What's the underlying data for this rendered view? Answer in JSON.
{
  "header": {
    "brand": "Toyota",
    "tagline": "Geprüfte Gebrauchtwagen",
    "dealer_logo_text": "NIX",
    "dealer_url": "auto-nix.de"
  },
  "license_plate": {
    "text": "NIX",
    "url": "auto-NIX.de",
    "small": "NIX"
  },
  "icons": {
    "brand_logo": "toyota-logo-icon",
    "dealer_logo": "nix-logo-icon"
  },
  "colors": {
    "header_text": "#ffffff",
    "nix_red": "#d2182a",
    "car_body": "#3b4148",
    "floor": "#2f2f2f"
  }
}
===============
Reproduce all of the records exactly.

> **Completed exercise**
What's the underlying data for this rendered view? Answer in JSON.
{
  "header": {
    "brand": "Toyota",
    "tagline": "Geprüfte Gebrauchtwagen",
    "dealer_logo_text": "NIX",
    "dealer_url": "auto-nix.de"
  },
  "license_plate": {
    "text": "NIX",
    "url": "auto-NIX.de",
    "small": "NIX"
  },
  "icons": {
    "brand_logo": "toyota-logo-icon",
    "dealer_logo": "nix-logo-icon"
  },
  "colors": {
    "header_text": "#ffffff",
    "nix_red": "#d2182a",
    "car_body": "#3b4148",
    "floor": "#2f2f2f"
  }
}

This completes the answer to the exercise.